In Brief: As the federal finance minister was announcing tax cuts, reporters were turning to AIMS acting President Charles Cirtwill to explain the impact. He says the plan to cut taxes by $60 billion over the next five years will help small and medium sized businesses, and the low corporate tax rate can lead to a competitive advantage globally.

OTTAWA – New Brunswickers are poised to have more money in their pockets in the coming months after federal Finance Minister Jim Flaherty announced broad-based tax relief Tuesday.

Thanks to a swelling federal surplus, the federal government will cut the GST by one percentage point, bringing the rate to five per cent on Jan.1, 2008. The GST cut will cost the federal Tories about $5.5-billion.

The lowest marginal tax rate, currently 15.5 per cent, has been cut to 15 per cent retroactive to last Jan. 1. That translates to a savings of just over $200 a year for someone earning $40,000. Under Flaherty’s new plan, the basic personal exemption also rises retroactively, up to $9,600 from $8,929. The exemption will rise further to $10,100 on Jan. 1, 2009, which will target lower income earners in the province.

Altogether, Flaherty’s update will save Canadians $60 billion over five years as a result of the changes. Dave Murrell, an economist at the University of New Brunswick, said he was surprised that Flaherty introduced the tax reductions all at once. He said the update was likely timed to calm concerns around a rising Canadian dollar

“We’re a province with a lot of cross-border shopping and a little relief in that the GST is now down two per cent can help a bit,” he said. Murrell said the power is now in the hands of consumers, who can decide how to spend those added savings.

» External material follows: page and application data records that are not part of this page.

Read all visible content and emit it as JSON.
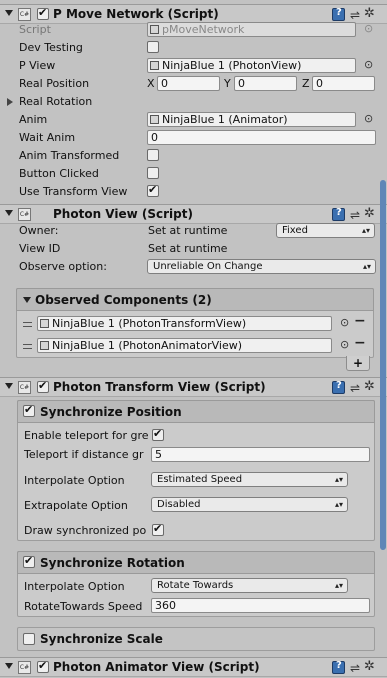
{
  "colors": {
    "background": "#c2c2c2",
    "header": "#c8c8c8",
    "scrollbar": "#5f86b7"
  },
  "pmove": {
    "title": "P Move Network (Script)",
    "script_label": "Script",
    "script_value": "pMoveNetwork",
    "dev_testing_label": "Dev Testing",
    "dev_testing": false,
    "pview_label": "P View",
    "pview_value": "NinjaBlue 1 (PhotonView)",
    "real_position_label": "Real Position",
    "x_label": "X",
    "x_value": "0",
    "y_label": "Y",
    "y_value": "0",
    "z_label": "Z",
    "z_value": "0",
    "real_rotation_label": "Real Rotation",
    "anim_label": "Anim",
    "anim_value": "NinjaBlue 1 (Animator)",
    "wait_anim_label": "Wait Anim",
    "wait_anim_value": "0",
    "anim_transformed_label": "Anim Transformed",
    "anim_transformed": false,
    "button_clicked_label": "Button Clicked",
    "button_clicked": false,
    "use_transform_view_label": "Use Transform View",
    "use_transform_view": true
  },
  "photon_view": {
    "title": "Photon View (Script)",
    "owner_label": "Owner:",
    "owner_value": "Set at runtime",
    "owner_dropdown": "Fixed",
    "view_id_label": "View ID",
    "view_id_value": "Set at runtime",
    "observe_label": "Observe option:",
    "observe_value": "Unreliable On Change",
    "observed_title": "Observed Components (2)",
    "observed": [
      {
        "label": "NinjaBlue 1 (PhotonTransformView)"
      },
      {
        "label": "NinjaBlue 1 (PhotonAnimatorView)"
      }
    ],
    "add_label": "+"
  },
  "transform_view": {
    "title": "Photon Transform View (Script)",
    "sync_position_title": "Synchronize Position",
    "enable_teleport_label": "Enable teleport for gre",
    "teleport_distance_label": "Teleport if distance gr",
    "teleport_distance_value": "5",
    "interpolate_label": "Interpolate Option",
    "interpolate_value": "Estimated Speed",
    "extrapolate_label": "Extrapolate Option",
    "extrapolate_value": "Disabled",
    "draw_sync_label": "Draw synchronized po",
    "sync_rotation_title": "Synchronize Rotation",
    "rot_interpolate_label": "Interpolate Option",
    "rot_interpolate_value": "Rotate Towards",
    "rot_speed_label": "RotateTowards Speed",
    "rot_speed_value": "360",
    "sync_scale_title": "Synchronize Scale"
  },
  "animator_view": {
    "title": "Photon Animator View (Script)"
  },
  "icons": [
    "fold-arrow-icon",
    "csharp-script-icon",
    "help-book-icon",
    "sliders-icon",
    "gear-icon",
    "object-target-icon",
    "drag-grip-icon",
    "minus-icon"
  ]
}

“There will be more money in our pockets to spend or save,” he said. “People like me are saving like mad for retirement and it doesn’t really matter if it is GST cuts or personal tax cuts — we have dollars to spend or save.”

New Brunswick businesses also stand to gain from fast-tracked corporate income tax reductions – cuts that have been unprecedented in recent history. The government will bring the corporate tax rates down to 15 per cent by 2012, from more than 22 per cent today.

Charles Cirtwill, president of the Atlantic Institute for Market Studies, said the move will help small and medium-sized businesses – the bread and butter of New Brunswick business.

“There is reference to encouraging other provinces to come up with an overall corporate tax rate of 15 per cent and as we’re primarily exporters, if we can get in a position where the total tax is at 25 per cent, it will give us a competitive advantage on global stage,” he said.

“Here in Atlantic Canada, that’s going to mean a lot.”

New Brunswick Finance Minister Victor Boudreau is hoping the feds’ willingness to spend will play well for him in negotiations with Ottawa.

Boudreau is working on a deal with the federal government to contribute financially to the province’s goal of becoming self-sufficient by 2026.

“When money is not an issue, it makes the other obstacles less intimidating,” he said. “We’ll have to continue our talks, but for New Brunswickers as a whole, the reductions are a positive.”